I often find that events happening in the world parallel things that are happening in a micro-level around my life. I’ve always been a firm believer that there aren’t really that many unique events in the world, that macro-level events replicate themselves in microenvironments. The example I’m going to use is “superpowers in a post-superpower world,” or more specifically, “How Lambda Phi Epsilon mirrors the United States of America.” I’m finding it increasingly fascinating how similar the problems of each are to each other and how even more similar the responses that each group can take to their problems can be.
Please forward to those who you think will be willing to help.
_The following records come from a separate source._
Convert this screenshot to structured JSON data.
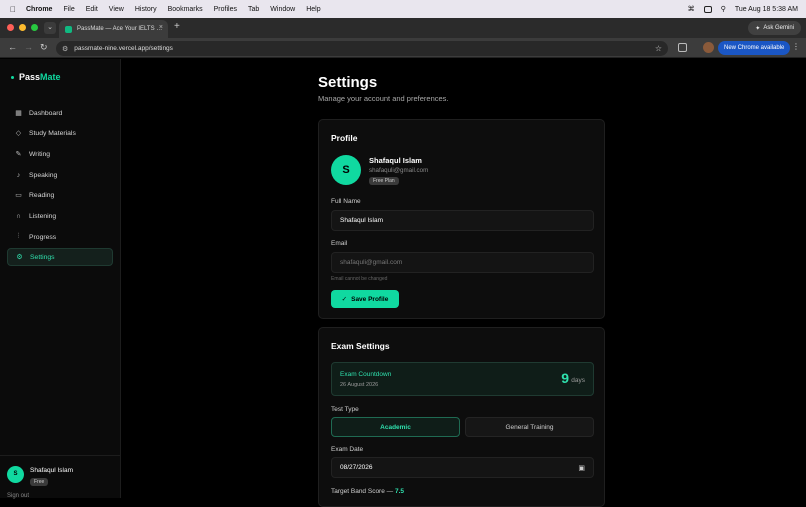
{
  "os_menubar": {
    "app_name": "Chrome",
    "items": [
      "File",
      "Edit",
      "View",
      "History",
      "Bookmarks",
      "Profiles",
      "Tab",
      "Window",
      "Help"
    ],
    "datetime": "Tue Aug 18  5:38 AM"
  },
  "browser": {
    "tab_title": "PassMate — Ace Your IELTS …",
    "new_tab_symbol": "+",
    "ask_gemini_label": "Ask Gemini",
    "url": "passmate-nine.vercel.app/settings",
    "new_chrome_label": "New Chrome available"
  },
  "sidebar": {
    "logo_part1": "Pass",
    "logo_part2": "Mate",
    "items": [
      {
        "label": "Dashboard",
        "icon": "grid-icon"
      },
      {
        "label": "Study Materials",
        "icon": "graduation-cap-icon"
      },
      {
        "label": "Writing",
        "icon": "pen-icon"
      },
      {
        "label": "Speaking",
        "icon": "mic-icon"
      },
      {
        "label": "Reading",
        "icon": "book-icon"
      },
      {
        "label": "Listening",
        "icon": "headphones-icon"
      },
      {
        "label": "Progress",
        "icon": "bar-chart-icon"
      },
      {
        "label": "Settings",
        "icon": "gear-icon",
        "active": true
      }
    ],
    "user": {
      "initial": "S",
      "name": "Shafaqul Islam",
      "plan": "Free"
    },
    "sign_out": "Sign out"
  },
  "page": {
    "title": "Settings",
    "subtitle": "Manage your account and preferences."
  },
  "profile": {
    "heading": "Profile",
    "initial": "S",
    "name": "Shafaqul Islam",
    "email": "shafaquli@gmail.com",
    "plan_badge": "Free Plan",
    "full_name_label": "Full Name",
    "full_name_value": "Shafaqul Islam",
    "email_label": "Email",
    "email_value": "shafaquli@gmail.com",
    "email_hint": "Email cannot be changed",
    "save_label": "Save Profile"
  },
  "exam": {
    "heading": "Exam Settings",
    "countdown_label": "Exam Countdown",
    "countdown_date": "26 August 2026",
    "countdown_days": "9",
    "countdown_unit": "days",
    "test_type_label": "Test Type",
    "test_type_options": [
      "Academic",
      "General Training"
    ],
    "selected_test_type": "Academic",
    "exam_date_label": "Exam Date",
    "exam_date_value": "08/27/2026",
    "target_band_label": "Target Band Score —",
    "target_band_value": "7.5"
  },
  "colors": {
    "accent": "#10d9a0",
    "background": "#000000",
    "card": "#0d0d0d"
  }
}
The terrifying news of an 8.9 magnitude earthquake occurred on March 11, 2011 in Japan hasshocked everyone by surprise. Videos and pictures of the horrendous aftermath are depicted all over the media. The catastrophic tsunami waves swept across the Northern coast of Japan and destroyed houses, lives, and people’s dreams. It’s been declared as one of the most destructive natural disasters in the history. As of now, the death toll has reached over two thousand people and the total is expected to surpass tens of thousands, but the damages to the hearts and souls of all those who are affected is immeasurable. The pain and suffering of the victims can be felt all the way across the Pacific in United States.
This was released by the Board of Directors of Lambda Phi Epsilon, National Fraternity Inc. on June 29, 2010. It has been reposted here from its official source for reference. Continue reading
Board of Directors closing remarks of Saturday’s General Meeting at Lambda Phi Epsilon National Convention 2010.
This convention has been blessed by the attendance of several giants of our great fraternity. This is the 21st time that we have gathered at a convention to celebrate our historic founding as the first and only internationally recognized Asian interest fraternity. At the beginning, there were only 4 chapters in attendance. Now we have 50 chapters, hundreds of actives and thousands of alumni. So much has changed since our founding, and yet we still stand together as we did so many years ago.